> [Aim of the exercise] What is needed is an exact copy of every entry below, with the pictures left out.

[Dataset — start]

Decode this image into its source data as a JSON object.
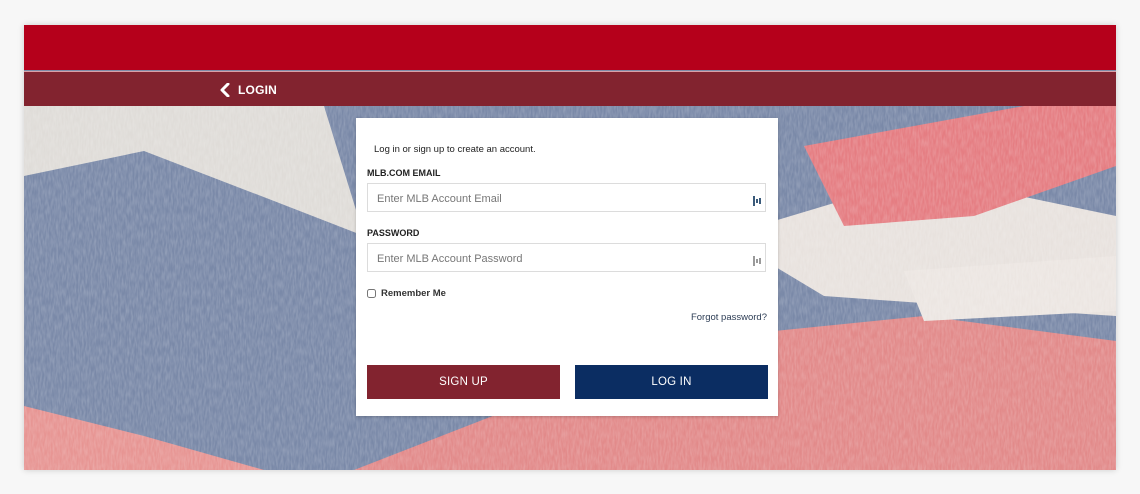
{
  "header": {
    "back_label": "LOGIN"
  },
  "form": {
    "intro": "Log in or sign up to create an account.",
    "email": {
      "label": "MLB.COM EMAIL",
      "placeholder": "Enter MLB Account Email",
      "value": ""
    },
    "password": {
      "label": "PASSWORD",
      "placeholder": "Enter MLB Account Password",
      "value": ""
    },
    "remember_me": {
      "label": "Remember Me",
      "checked": false
    },
    "forgot_password": "Forgot password?",
    "signup_button": "SIGN UP",
    "login_button": "LOG IN"
  },
  "icons": {
    "back": "chevron-left-icon",
    "email_field": "key-icon",
    "password_field": "key-icon"
  },
  "colors": {
    "top_bar": "#b5001b",
    "sub_bar": "#82232f",
    "signup_button": "#82232f",
    "login_button": "#0b2d62"
  }
}
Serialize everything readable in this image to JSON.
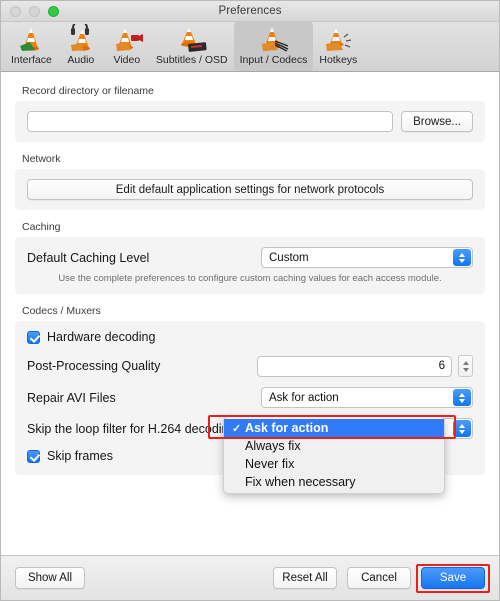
{
  "window": {
    "title": "Preferences",
    "traffic_lights": [
      "close",
      "minimize",
      "zoom"
    ]
  },
  "toolbar": {
    "items": [
      {
        "label": "Interface",
        "icon": "vlc-cone-interface-icon",
        "active": false
      },
      {
        "label": "Audio",
        "icon": "vlc-cone-audio-icon",
        "active": false
      },
      {
        "label": "Video",
        "icon": "vlc-cone-video-icon",
        "active": false
      },
      {
        "label": "Subtitles / OSD",
        "icon": "vlc-cone-subtitles-icon",
        "active": false
      },
      {
        "label": "Input / Codecs",
        "icon": "vlc-cone-input-icon",
        "active": true
      },
      {
        "label": "Hotkeys",
        "icon": "vlc-cone-hotkeys-icon",
        "active": false
      }
    ]
  },
  "record": {
    "section_label": "Record directory or filename",
    "path_value": "",
    "path_placeholder": "",
    "browse_label": "Browse..."
  },
  "network": {
    "section_label": "Network",
    "edit_button_label": "Edit default application settings for network protocols"
  },
  "caching": {
    "section_label": "Caching",
    "level_label": "Default Caching Level",
    "level_value": "Custom",
    "hint": "Use the complete preferences to configure custom caching values for each access module."
  },
  "codecs": {
    "section_label": "Codecs / Muxers",
    "hardware_decoding_label": "Hardware decoding",
    "hardware_decoding_checked": true,
    "post_processing_label": "Post-Processing Quality",
    "post_processing_value": "6",
    "repair_avi_label": "Repair AVI Files",
    "repair_avi_value": "Ask for action",
    "skip_loop_filter_label": "Skip the loop filter for H.264 decoding",
    "skip_frames_label": "Skip frames",
    "skip_frames_checked": true
  },
  "repair_avi_dropdown": {
    "open": true,
    "options": [
      {
        "label": "Ask for action",
        "selected": true
      },
      {
        "label": "Always fix",
        "selected": false
      },
      {
        "label": "Never fix",
        "selected": false
      },
      {
        "label": "Fix when necessary",
        "selected": false
      }
    ],
    "checkmark": "✓"
  },
  "footer": {
    "show_all_label": "Show All",
    "reset_all_label": "Reset All",
    "cancel_label": "Cancel",
    "save_label": "Save"
  },
  "annotations": {
    "highlight_color": "#e8211a",
    "highlighted": [
      "repair-avi-selected-option",
      "save-button"
    ]
  },
  "colors": {
    "accent_blue": "#1277f2",
    "selection_blue": "#2f7cf6",
    "zoom_green": "#2ecc40",
    "group_bg": "#f4f4f4"
  }
}
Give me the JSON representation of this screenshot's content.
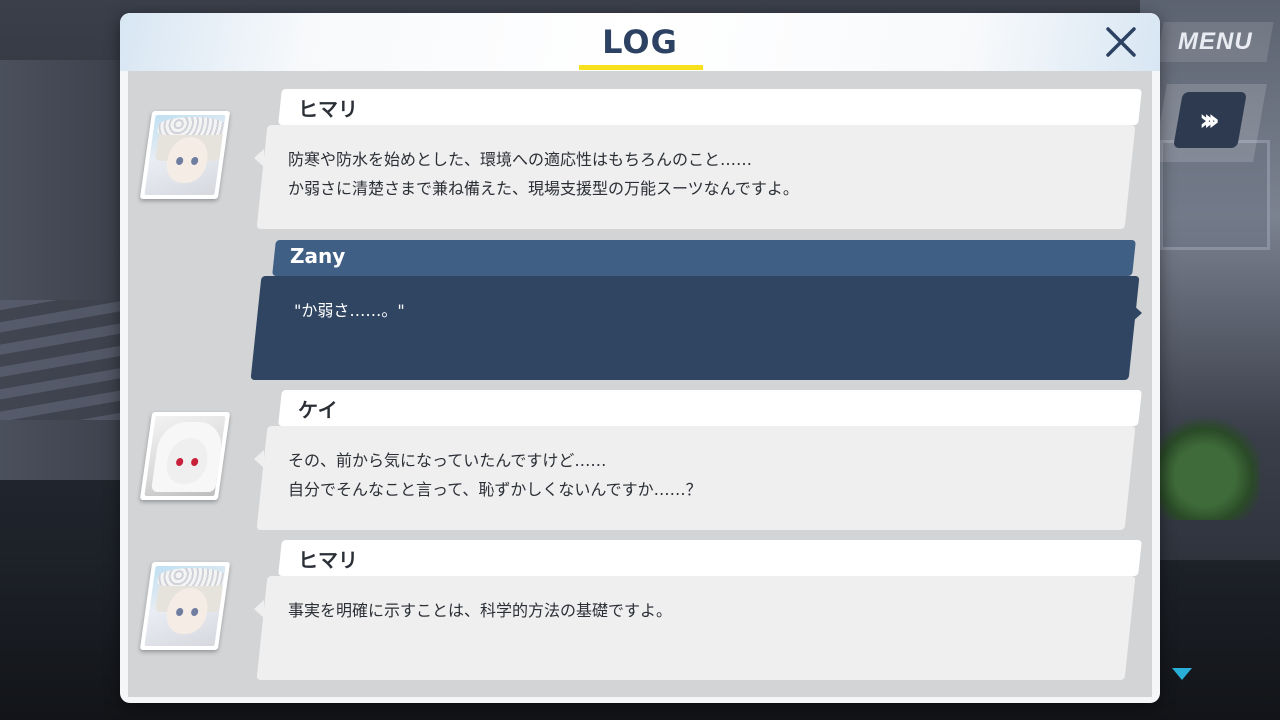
{
  "panel": {
    "title": "LOG",
    "close_icon": "close-icon"
  },
  "controls": {
    "menu_label": "MENU",
    "fast_forward_icon": "fast-forward-icon"
  },
  "colors": {
    "title": "#2d4263",
    "underline": "#f6e11c",
    "player_name_bar": "#3f5f85",
    "player_message": "#2f4561"
  },
  "log": [
    {
      "speaker": "ヒマリ",
      "avatar": "himari-portrait",
      "lines": "防寒や防水を始めとした、環境への適応性はもちろんのこと……\nか弱さに清楚さまで兼ね備えた、現場支援型の万能スーツなんですよ。"
    },
    {
      "speaker": "Zany",
      "is_player": true,
      "lines": "\"か弱さ……。\""
    },
    {
      "speaker": "ケイ",
      "avatar": "kei-portrait",
      "lines": "その、前から気になっていたんですけど……\n自分でそんなこと言って、恥ずかしくないんですか……？"
    },
    {
      "speaker": "ヒマリ",
      "avatar": "himari-portrait",
      "lines": "事実を明確に示すことは、科学的方法の基礎ですよ。"
    }
  ]
}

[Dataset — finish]

> [Exercise answer]
Decode this image into its source data as a JSON object.
{
  "header": {
    "back_label": "LOGIN"
  },
  "form": {
    "intro": "Log in or sign up to create an account.",
    "email": {
      "label": "MLB.COM EMAIL",
      "placeholder": "Enter MLB Account Email",
      "value": ""
    },
    "password": {
      "label": "PASSWORD",
      "placeholder": "Enter MLB Account Password",
      "value": ""
    },
    "remember_me": {
      "label": "Remember Me",
      "checked": false
    },
    "forgot_password": "Forgot password?",
    "signup_button": "SIGN UP",
    "login_button": "LOG IN"
  },
  "icons": {
    "back": "chevron-left-icon",
    "email_field": "key-icon",
    "password_field": "key-icon"
  },
  "colors": {
    "top_bar": "#b5001b",
    "sub_bar": "#82232f",
    "signup_button": "#82232f",
    "login_button": "#0b2d62"
  }
}
Serialize everything readable in this image to JSON.
{
  "window": {
    "title": "Preferences",
    "traffic_lights": [
      "close",
      "minimize",
      "zoom"
    ]
  },
  "toolbar": {
    "items": [
      {
        "label": "Interface",
        "icon": "vlc-cone-interface-icon",
        "active": false
      },
      {
        "label": "Audio",
        "icon": "vlc-cone-audio-icon",
        "active": false
      },
      {
        "label": "Video",
        "icon": "vlc-cone-video-icon",
        "active": false
      },
      {
        "label": "Subtitles / OSD",
        "icon": "vlc-cone-subtitles-icon",
        "active": false
      },
      {
        "label": "Input / Codecs",
        "icon": "vlc-cone-input-icon",
        "active": true
      },
      {
        "label": "Hotkeys",
        "icon": "vlc-cone-hotkeys-icon",
        "active": false
      }
    ]
  },
  "record": {
    "section_label": "Record directory or filename",
    "path_value": "",
    "path_placeholder": "",
    "browse_label": "Browse..."
  },
  "network": {
    "section_label": "Network",
    "edit_button_label": "Edit default application settings for network protocols"
  },
  "caching": {
    "section_label": "Caching",
    "level_label": "Default Caching Level",
    "level_value": "Custom",
    "hint": "Use the complete preferences to configure custom caching values for each access module."
  },
  "codecs": {
    "section_label": "Codecs / Muxers",
    "hardware_decoding_label": "Hardware decoding",
    "hardware_decoding_checked": true,
    "post_processing_label": "Post-Processing Quality",
    "post_processing_value": "6",
    "repair_avi_label": "Repair AVI Files",
    "repair_avi_value": "Ask for action",
    "skip_loop_filter_label": "Skip the loop filter for H.264 decoding",
    "skip_frames_label": "Skip frames",
    "skip_frames_checked": true
  },
  "repair_avi_dropdown": {
    "open": true,
    "options": [
      {
        "label": "Ask for action",
        "selected": true
      },
      {
        "label": "Always fix",
        "selected": false
      },
      {
        "label": "Never fix",
        "selected": false
      },
      {
        "label": "Fix when necessary",
        "selected": false
      }
    ],
    "checkmark": "✓"
  },
  "footer": {
    "show_all_label": "Show All",
    "reset_all_label": "Reset All",
    "cancel_label": "Cancel",
    "save_label": "Save"
  },
  "annotations": {
    "highlight_color": "#e8211a",
    "highlighted": [
      "repair-avi-selected-option",
      "save-button"
    ]
  },
  "colors": {
    "accent_blue": "#1277f2",
    "selection_blue": "#2f7cf6",
    "zoom_green": "#2ecc40",
    "group_bg": "#f4f4f4"
  }
}
Give me the JSON representation of this screenshot's content.
{
  "panel": {
    "title": "LOG",
    "close_icon": "close-icon"
  },
  "controls": {
    "menu_label": "MENU",
    "fast_forward_icon": "fast-forward-icon"
  },
  "colors": {
    "title": "#2d4263",
    "underline": "#f6e11c",
    "player_name_bar": "#3f5f85",
    "player_message": "#2f4561"
  },
  "log": [
    {
      "speaker": "ヒマリ",
      "avatar": "himari-portrait",
      "lines": "防寒や防水を始めとした、環境への適応性はもちろんのこと……\nか弱さに清楚さまで兼ね備えた、現場支援型の万能スーツなんですよ。"
    },
    {
      "speaker": "Zany",
      "is_player": true,
      "lines": "\"か弱さ……。\""
    },
    {
      "speaker": "ケイ",
      "avatar": "kei-portrait",
      "lines": "その、前から気になっていたんですけど……\n自分でそんなこと言って、恥ずかしくないんですか……？"
    },
    {
      "speaker": "ヒマリ",
      "avatar": "himari-portrait",
      "lines": "事実を明確に示すことは、科学的方法の基礎ですよ。"
    }
  ]
}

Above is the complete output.